- Swap a plate for the bowl: If the sides of your cat’s bowl interfere with his or her whiskers, try something wider and shallower.
- Change the kind of food. If your cat has been eating dry kibble, try canned food. Any abrupt change in diet can cause tummy upset, so be sure to transition to the new food over 5 to 7 days. Each day, gradually mix in more of the new diet and less of the former.
- Feed smaller, more frequent meals. This is especially important if your cat eats a canned food. Smaller meals prevent leftover food from drying out and sticking to the bowl and reduce the amount of food you have to throw out.
- Praise your cat for eating. Some cats respond well to petting and crooning, while others may prefer to eat in quiet. See which one works for your cat.
- Avoid home-cooked meals.

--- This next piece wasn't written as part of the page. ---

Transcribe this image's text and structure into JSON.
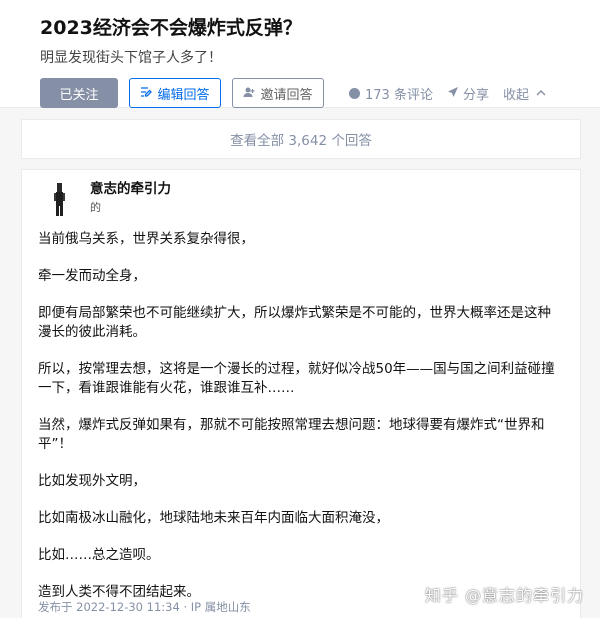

It’s difficult to create a home-cooked meal that meets the nutritional requirements for cats. If you choose to go this route, work with a veterinary nutritionist or use the Balance IT website for assistance.
If your cat is gagging or appears nauseated, avoid force-feeding your feline, because that may result in a food aversion. Often, cats may continue to refuse food after the nausea has passed because they associate the food with a negative experience. In extreme cases, your veterinarian may recommend a feeding tube so your cat still receives proper nutrition without the stress.
By working with your veterinarian, you can help make sure your cat receives the nutrition he or she needs, treat underlying medical problems that may be hindering the appetite, and hopefully, help your cat fall in love with the food bowl all over again.
The information in this blog has been developed with our veterinarian and is designed to help educate pet parents. If you have questions or concerns about your pet's health or nutrition, please talk with your veterinarian.